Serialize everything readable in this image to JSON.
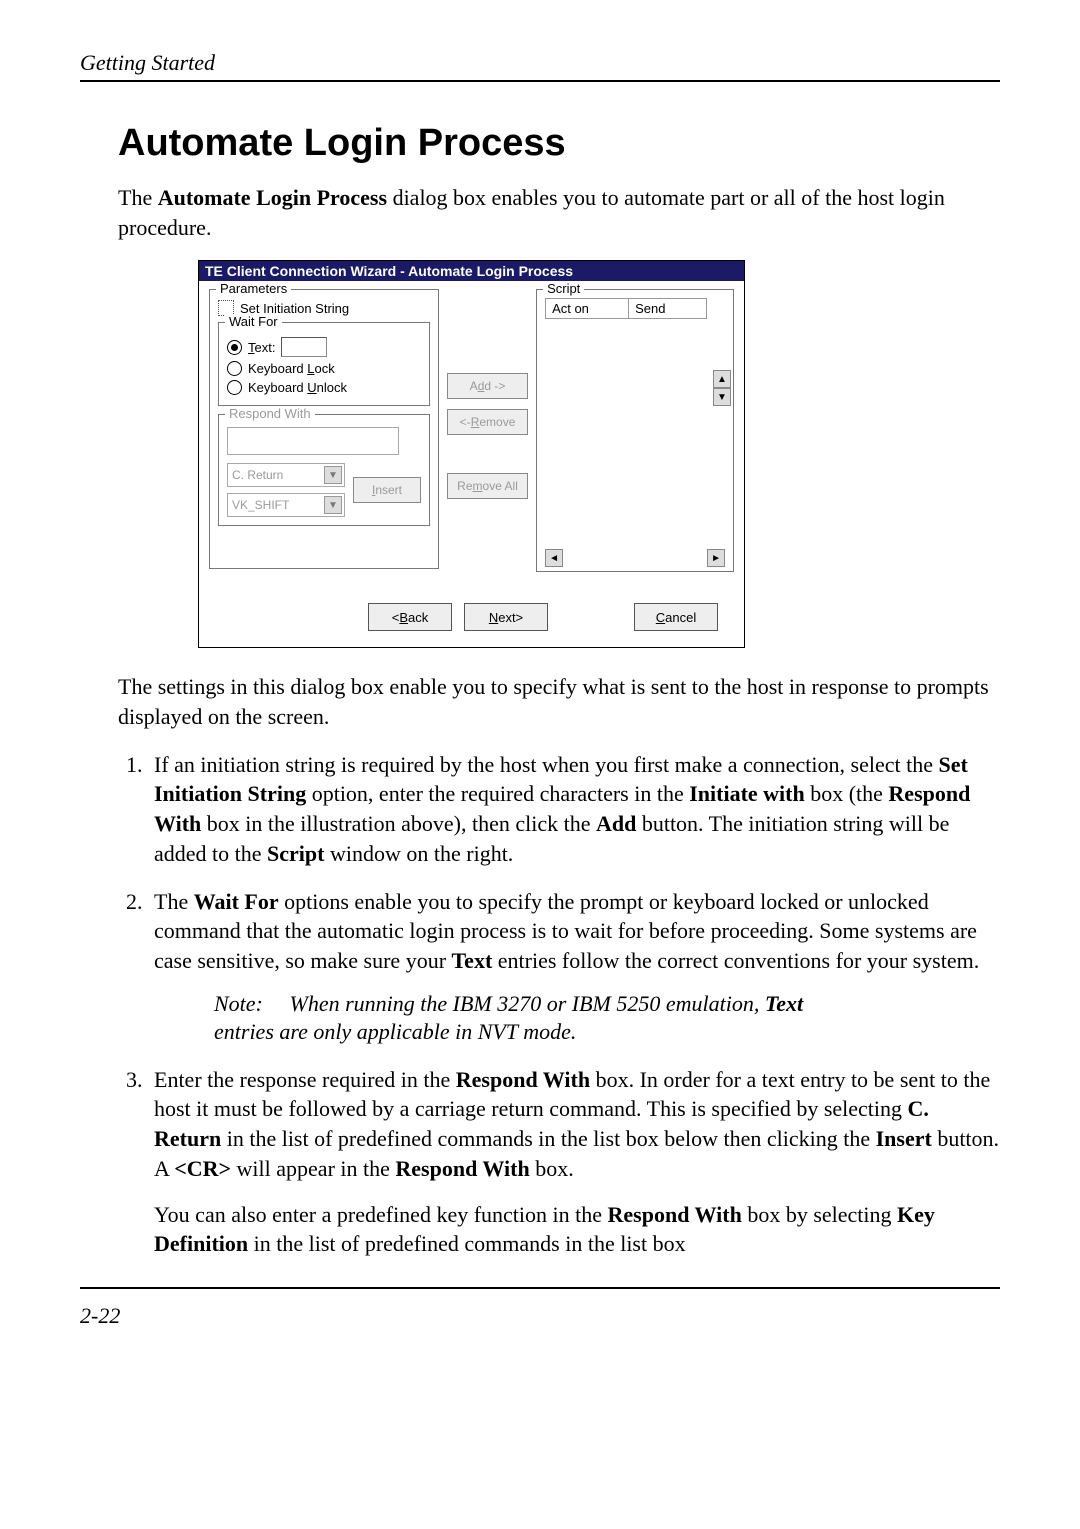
{
  "header": {
    "running": "Getting Started"
  },
  "title": "Automate Login Process",
  "intro_a": "The ",
  "intro_b_bold": "Automate Login Process",
  "intro_c": " dialog box enables you to automate part or all of the host login procedure.",
  "dialog": {
    "title": "TE Client Connection Wizard - Automate Login Process",
    "parameters_legend": "Parameters",
    "set_initiation_a": "S",
    "set_initiation_b": "et Initiation String",
    "waitfor_legend": "Wait For",
    "text_label_a": "T",
    "text_label_b": "ext:",
    "kb_lock_a": "Keyboard ",
    "kb_lock_u": "L",
    "kb_lock_b": "ock",
    "kb_unlock_a": "Keyboard ",
    "kb_unlock_u": "U",
    "kb_unlock_b": "nlock",
    "respond_legend": "Respond With",
    "sel_creturn": "C. Return",
    "sel_vkshift": "VK_SHIFT",
    "insert_u": "I",
    "insert_rest": "nsert",
    "add_a": "A",
    "add_u": "d",
    "add_b": "d ->",
    "remove_a": "<- ",
    "remove_u": "R",
    "remove_b": "emove",
    "removeall_a": "Re",
    "removeall_u": "m",
    "removeall_b": "ove All",
    "script_legend": "Script",
    "col_acton": "Act on",
    "col_send": "Send",
    "back_a": "<",
    "back_u": "B",
    "back_b": "ack",
    "next_u": "N",
    "next_b": "ext>",
    "cancel_u": "C",
    "cancel_b": "ancel"
  },
  "after_dialog": "The settings in this dialog box enable you to specify what is sent to the host in response to prompts displayed on the screen.",
  "step1": {
    "a": "If an initiation string is required by the host when you first make a connection, select the ",
    "b": "Set Initiation String",
    "c": " option, enter the required characters in the ",
    "d": "Initiate with",
    "e": " box (the ",
    "f": "Respond With",
    "g": " box in the illustration above), then click the ",
    "h": "Add",
    "i": " button. The initiation string will be added to the ",
    "j": "Script",
    "k": " window on the right."
  },
  "step2": {
    "a": "The ",
    "b": "Wait For",
    "c": " options enable you to specify the prompt or keyboard locked or unlocked command that the automatic login process is to wait for before proceeding. Some systems are case sensitive, so make sure your ",
    "d": "Text",
    "e": " entries follow the correct conventions for your system."
  },
  "note": {
    "label": "Note:",
    "body_a": "When running the IBM 3270 or IBM 5250 emulation, ",
    "body_b": "Text",
    "body_c": " entries are only applicable in NVT mode."
  },
  "step3": {
    "a": "Enter the response required in the ",
    "b": "Respond With",
    "c": " box. In order for a text entry to be sent to the host it must be followed by a carriage return command. This is specified by selecting ",
    "d": "C. Return",
    "e": " in the list of predefined commands in the list box below then clicking the ",
    "f": "Insert",
    "g": " button. A ",
    "h": "<CR>",
    "i": " will appear in the ",
    "j": "Respond With",
    "k": " box.",
    "p2a": "You can also enter a predefined key function in the ",
    "p2b": "Respond With",
    "p2c": " box by selecting ",
    "p2d": "Key Definition",
    "p2e": " in the list of predefined commands in the list box"
  },
  "page_number": "2-22"
}
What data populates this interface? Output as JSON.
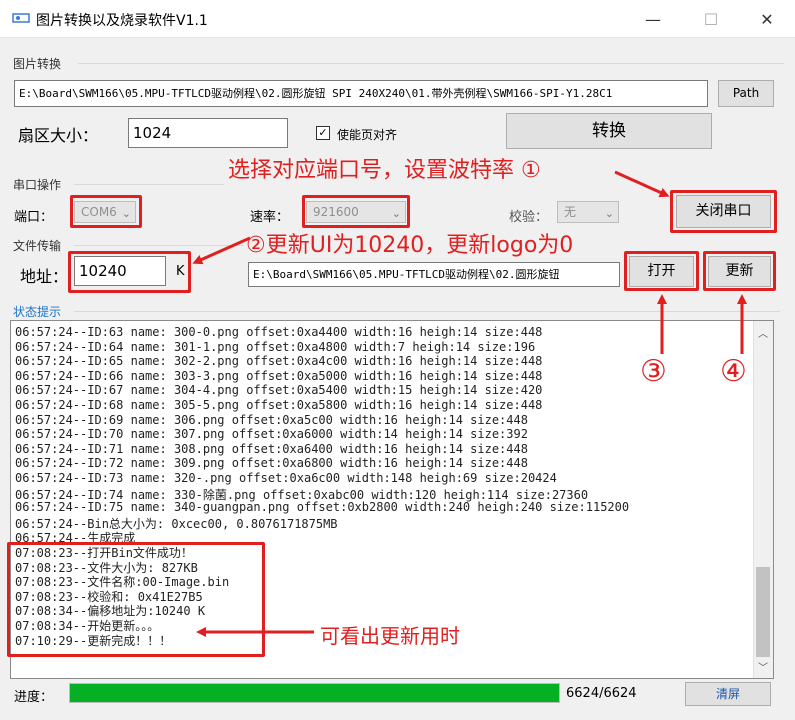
{
  "window": {
    "title": "图片转换以及烧录软件V1.1",
    "minimize": "—",
    "maximize": "☐",
    "close": "✕"
  },
  "convert_group": {
    "label": "图片转换",
    "path_value": "E:\\Board\\SWM166\\05.MPU-TFTLCD驱动例程\\02.圆形旋钮 SPI 240X240\\01.带外壳例程\\SWM166-SPI-Y1.28C1",
    "path_button": "Path",
    "sector_label": "扇区大小：",
    "sector_value": "1024",
    "page_align_label": "使能页对齐",
    "page_align_checked": true,
    "convert_button": "转换"
  },
  "serial_group": {
    "label": "串口操作",
    "port_label": "端口：",
    "port_value": "COM6",
    "baud_label": "速率：",
    "baud_value": "921600",
    "parity_label": "校验：",
    "parity_value": "无",
    "close_port_button": "关闭串口"
  },
  "transfer_group": {
    "label": "文件传输",
    "addr_label": "地址：",
    "addr_value": "10240",
    "addr_unit": "K",
    "file_path": "E:\\Board\\SWM166\\05.MPU-TFTLCD驱动例程\\02.圆形旋钮",
    "open_button": "打开",
    "update_button": "更新"
  },
  "status_group": {
    "label": "状态提示"
  },
  "log_lines": [
    "06:57:24--ID:63  name: 300-0.png  offset:0xa4400  width:16  heigh:14  size:448",
    "06:57:24--ID:64  name: 301-1.png  offset:0xa4800  width:7  heigh:14  size:196",
    "06:57:24--ID:65  name: 302-2.png  offset:0xa4c00  width:16  heigh:14  size:448",
    "06:57:24--ID:66  name: 303-3.png  offset:0xa5000  width:16  heigh:14  size:448",
    "06:57:24--ID:67  name: 304-4.png  offset:0xa5400  width:15  heigh:14  size:420",
    "06:57:24--ID:68  name: 305-5.png  offset:0xa5800  width:16  heigh:14  size:448",
    "06:57:24--ID:69  name: 306.png  offset:0xa5c00  width:16  heigh:14  size:448",
    "06:57:24--ID:70  name: 307.png  offset:0xa6000  width:14  heigh:14  size:392",
    "06:57:24--ID:71  name: 308.png  offset:0xa6400  width:16  heigh:14  size:448",
    "06:57:24--ID:72  name: 309.png  offset:0xa6800  width:16  heigh:14  size:448",
    "06:57:24--ID:73  name: 320-.png  offset:0xa6c00  width:148  heigh:69  size:20424",
    "06:57:24--ID:74  name: 330-除菌.png  offset:0xabc00  width:120  heigh:114  size:27360",
    "06:57:24--ID:75  name: 340-guangpan.png  offset:0xb2800  width:240  heigh:240  size:115200",
    "06:57:24--Bin总大小为: 0xcec00,   0.8076171875MB",
    "06:57:24--生成完成",
    "07:08:23--打开Bin文件成功！",
    "07:08:23--文件大小为: 827KB",
    "07:08:23--文件名称:00-Image.bin",
    "07:08:23--校验和: 0x41E27B5",
    "07:08:34--偏移地址为:10240  K",
    "07:08:34--开始更新。。。",
    "07:10:29--更新完成！！！"
  ],
  "progress": {
    "label": "进度：",
    "fraction": 1.0,
    "text": "6624/6624",
    "clear_button": "清屏"
  },
  "annotations": {
    "step1": "选择对应端口号，设置波特率 ①",
    "step2": "②更新UI为10240，更新logo为0",
    "step3": "③",
    "step4": "④",
    "elapsed_note": "可看出更新用时",
    "color": "#e02020"
  }
}
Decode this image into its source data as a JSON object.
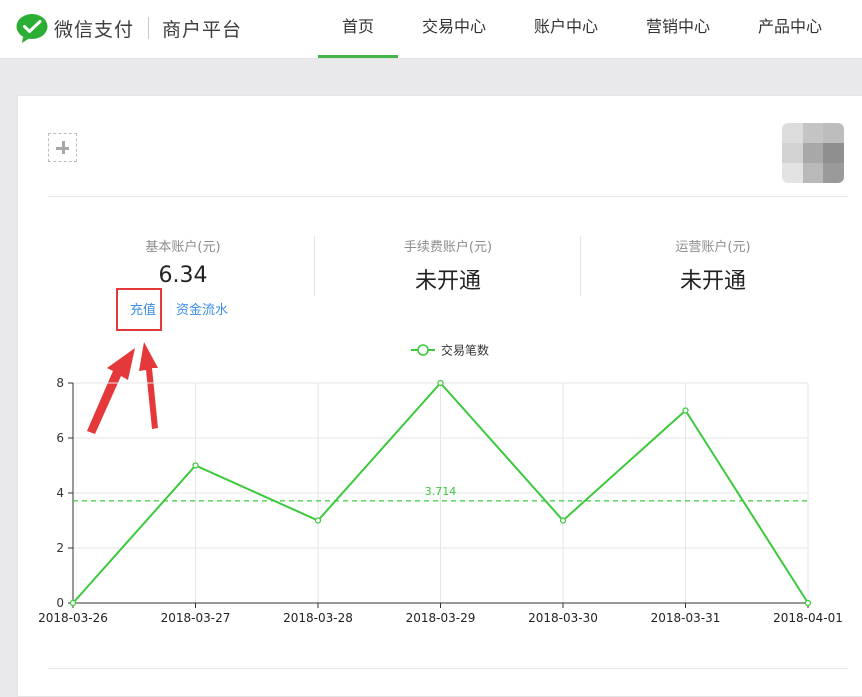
{
  "header": {
    "logo_text": "微信支付",
    "logo_subtitle": "商户平台",
    "nav": [
      "首页",
      "交易中心",
      "账户中心",
      "营销中心",
      "产品中心"
    ],
    "active_nav": "首页"
  },
  "accounts": [
    {
      "label": "基本账户(元)",
      "value": "6.34"
    },
    {
      "label": "手续费账户(元)",
      "value": "未开通"
    },
    {
      "label": "运营账户(元)",
      "value": "未开通"
    }
  ],
  "actions": {
    "recharge": "充值",
    "fund_flow": "资金流水"
  },
  "colors": {
    "brand_green": "#44b549",
    "series_green": "#3cc93c",
    "link_blue": "#3a8ee6",
    "annotation_red": "#e5383b"
  },
  "chart_data": {
    "type": "line",
    "legend": [
      "交易笔数"
    ],
    "legend_position": "top-center",
    "categories": [
      "2018-03-26",
      "2018-03-27",
      "2018-03-28",
      "2018-03-29",
      "2018-03-30",
      "2018-03-31",
      "2018-04-01"
    ],
    "series": [
      {
        "name": "交易笔数",
        "values": [
          0,
          5,
          3,
          8,
          3,
          7,
          0
        ]
      }
    ],
    "average_line": {
      "value": 3.714,
      "label": "3.714"
    },
    "ylim": [
      0,
      8
    ],
    "yticks": [
      0,
      2,
      4,
      6,
      8
    ],
    "grid": true
  }
}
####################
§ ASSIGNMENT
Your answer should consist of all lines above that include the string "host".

§ OUTPUT OF THE EXERCISE
  "intro_c": " dialog box enables you to automate part or all of the host login procedure.",
  "after_dialog": "The settings in this dialog box enable you to specify what is sent to the host in response to prompts displayed on the screen.",
    "a": "If an initiation string is required by the host when you first make a connection, select the ",
    "c": " box. In order for a text entry to be sent to the host it must be followed by a carriage return command. This is specified by selecting ",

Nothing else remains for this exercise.